Any number of markets are somewhat biased in that one side has more information than the other. For instance, borrowers know more about their chances of repayment than lenders; company boards know more about their firm's potential profits than shareholders; and clients know more about their actual risks than insurance companies. Such markets are said to be characterized by asymmetric information, and this year's winners of the Nobel Prize in Economics are credited with laying the foundation for a general theory of how these markets behave.
The three laureatesGeorge A. Akerlof, A. Michael Spence and Joseph E. Stiglitz (described below)will share equally the prize, worth 10 million in Swedish Crowns (about $950,000). They will accept their awards at a ceremony on December 10th in Stockholm.
George A. Akerlof, the Goldman Professor of Economics at the University of California at Berkeley, demonstrated how informational asymmetries can lead to so-called adverse selections in markets. For example, if car buyers have imperfect information, sellers with low-quality goods can crowd the marketan adverse selection that limits mutually advantageous transactions. The idea applies to a range of situations from the high interest rates on local lending markets in the Third World to the difficulties elderly people face in acquiring individual medical insurance.
A. Michael Spence of Stanford University analyzed cases in which better informed individuals in a market attempt to improve their outcomes by sharing facts with the poorly informed and identified just when such signaling in fact worked as planned. His own research focused on education in job markets. Other examples include how firms use dividends to signal profitability to agents in the stock market.

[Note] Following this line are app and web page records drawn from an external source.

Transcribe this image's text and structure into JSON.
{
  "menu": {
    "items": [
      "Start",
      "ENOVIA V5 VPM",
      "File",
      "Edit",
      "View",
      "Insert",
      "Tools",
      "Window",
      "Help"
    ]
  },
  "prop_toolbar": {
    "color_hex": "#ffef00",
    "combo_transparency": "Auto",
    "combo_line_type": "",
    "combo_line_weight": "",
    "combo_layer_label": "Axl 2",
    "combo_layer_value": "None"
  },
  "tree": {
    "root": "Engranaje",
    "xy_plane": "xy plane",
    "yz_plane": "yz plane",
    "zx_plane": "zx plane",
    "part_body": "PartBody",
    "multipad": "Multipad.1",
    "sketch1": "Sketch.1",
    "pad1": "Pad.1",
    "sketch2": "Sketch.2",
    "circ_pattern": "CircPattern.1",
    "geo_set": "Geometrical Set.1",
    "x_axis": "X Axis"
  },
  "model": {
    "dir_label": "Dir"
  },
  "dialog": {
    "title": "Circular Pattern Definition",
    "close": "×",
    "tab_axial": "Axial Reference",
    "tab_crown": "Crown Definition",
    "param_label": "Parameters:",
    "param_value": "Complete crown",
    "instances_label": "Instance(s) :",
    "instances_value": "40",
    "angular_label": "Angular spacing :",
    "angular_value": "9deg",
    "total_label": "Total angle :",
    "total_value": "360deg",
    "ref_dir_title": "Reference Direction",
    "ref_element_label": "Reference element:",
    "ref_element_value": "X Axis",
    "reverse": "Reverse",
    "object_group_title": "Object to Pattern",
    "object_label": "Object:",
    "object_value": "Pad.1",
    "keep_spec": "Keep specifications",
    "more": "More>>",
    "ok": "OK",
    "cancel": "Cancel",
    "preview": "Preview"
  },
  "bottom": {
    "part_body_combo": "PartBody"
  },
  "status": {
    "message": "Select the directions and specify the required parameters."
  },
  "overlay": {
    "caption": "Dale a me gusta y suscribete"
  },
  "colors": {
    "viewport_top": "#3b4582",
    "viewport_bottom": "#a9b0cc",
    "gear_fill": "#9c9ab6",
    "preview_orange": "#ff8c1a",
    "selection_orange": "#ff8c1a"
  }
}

Joseph E. Stiglitz, former chief economist of the World Bank and now a professor at Columbia University, analyzed the opposite kind of market adjustment from those studied by Spence. He delineated what happens when poorly informed agents screen facts from the well informeda process that explains how, for example, insurance companies divide customers into risk classes by offering higher deductibles in exchange for much lower premiums